» Task
In the data below, which lines hold "scroll"? Copy every one.

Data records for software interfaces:
◆ ◆ ◆

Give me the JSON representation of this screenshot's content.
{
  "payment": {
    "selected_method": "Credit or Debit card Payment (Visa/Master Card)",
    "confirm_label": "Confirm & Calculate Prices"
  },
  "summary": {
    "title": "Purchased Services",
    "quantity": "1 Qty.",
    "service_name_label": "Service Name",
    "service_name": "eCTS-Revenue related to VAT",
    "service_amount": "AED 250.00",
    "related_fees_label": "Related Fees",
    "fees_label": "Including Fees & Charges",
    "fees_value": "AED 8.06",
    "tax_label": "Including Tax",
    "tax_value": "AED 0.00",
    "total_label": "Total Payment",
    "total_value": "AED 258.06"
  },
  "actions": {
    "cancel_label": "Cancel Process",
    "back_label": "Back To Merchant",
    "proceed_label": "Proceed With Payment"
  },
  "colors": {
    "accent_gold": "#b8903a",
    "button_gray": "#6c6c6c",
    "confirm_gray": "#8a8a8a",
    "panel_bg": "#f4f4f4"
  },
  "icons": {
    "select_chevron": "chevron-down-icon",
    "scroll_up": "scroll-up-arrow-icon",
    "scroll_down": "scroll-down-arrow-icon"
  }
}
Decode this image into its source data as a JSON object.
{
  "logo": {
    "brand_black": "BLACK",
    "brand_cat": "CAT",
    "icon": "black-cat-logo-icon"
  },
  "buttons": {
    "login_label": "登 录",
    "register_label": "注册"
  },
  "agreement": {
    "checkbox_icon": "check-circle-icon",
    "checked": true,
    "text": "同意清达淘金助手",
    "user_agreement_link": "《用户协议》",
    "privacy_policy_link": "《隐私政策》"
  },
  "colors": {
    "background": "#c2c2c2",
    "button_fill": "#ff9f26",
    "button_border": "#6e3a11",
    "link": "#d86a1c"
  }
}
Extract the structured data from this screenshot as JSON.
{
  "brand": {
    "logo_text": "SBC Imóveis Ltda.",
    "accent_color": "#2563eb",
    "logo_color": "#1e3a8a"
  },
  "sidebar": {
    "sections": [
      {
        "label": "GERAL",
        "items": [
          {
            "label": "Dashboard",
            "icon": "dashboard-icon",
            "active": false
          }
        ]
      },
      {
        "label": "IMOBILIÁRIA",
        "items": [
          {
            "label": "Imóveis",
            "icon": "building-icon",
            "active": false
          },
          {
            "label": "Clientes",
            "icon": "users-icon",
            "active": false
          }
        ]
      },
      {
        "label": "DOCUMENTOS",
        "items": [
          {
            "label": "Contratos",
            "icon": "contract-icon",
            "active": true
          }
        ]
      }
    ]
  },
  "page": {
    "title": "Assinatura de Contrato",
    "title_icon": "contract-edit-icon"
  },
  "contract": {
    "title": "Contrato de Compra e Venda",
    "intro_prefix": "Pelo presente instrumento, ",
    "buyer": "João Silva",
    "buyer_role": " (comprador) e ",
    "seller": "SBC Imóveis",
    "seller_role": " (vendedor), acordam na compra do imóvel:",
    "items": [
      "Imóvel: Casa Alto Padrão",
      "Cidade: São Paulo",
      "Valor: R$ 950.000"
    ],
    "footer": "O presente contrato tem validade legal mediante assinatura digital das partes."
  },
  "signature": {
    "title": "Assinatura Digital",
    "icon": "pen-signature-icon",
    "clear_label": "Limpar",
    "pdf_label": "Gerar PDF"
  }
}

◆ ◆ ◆

» Exercise response
    "scroll_up": "scroll-up-arrow-icon",
    "scroll_down": "scroll-down-arrow-icon"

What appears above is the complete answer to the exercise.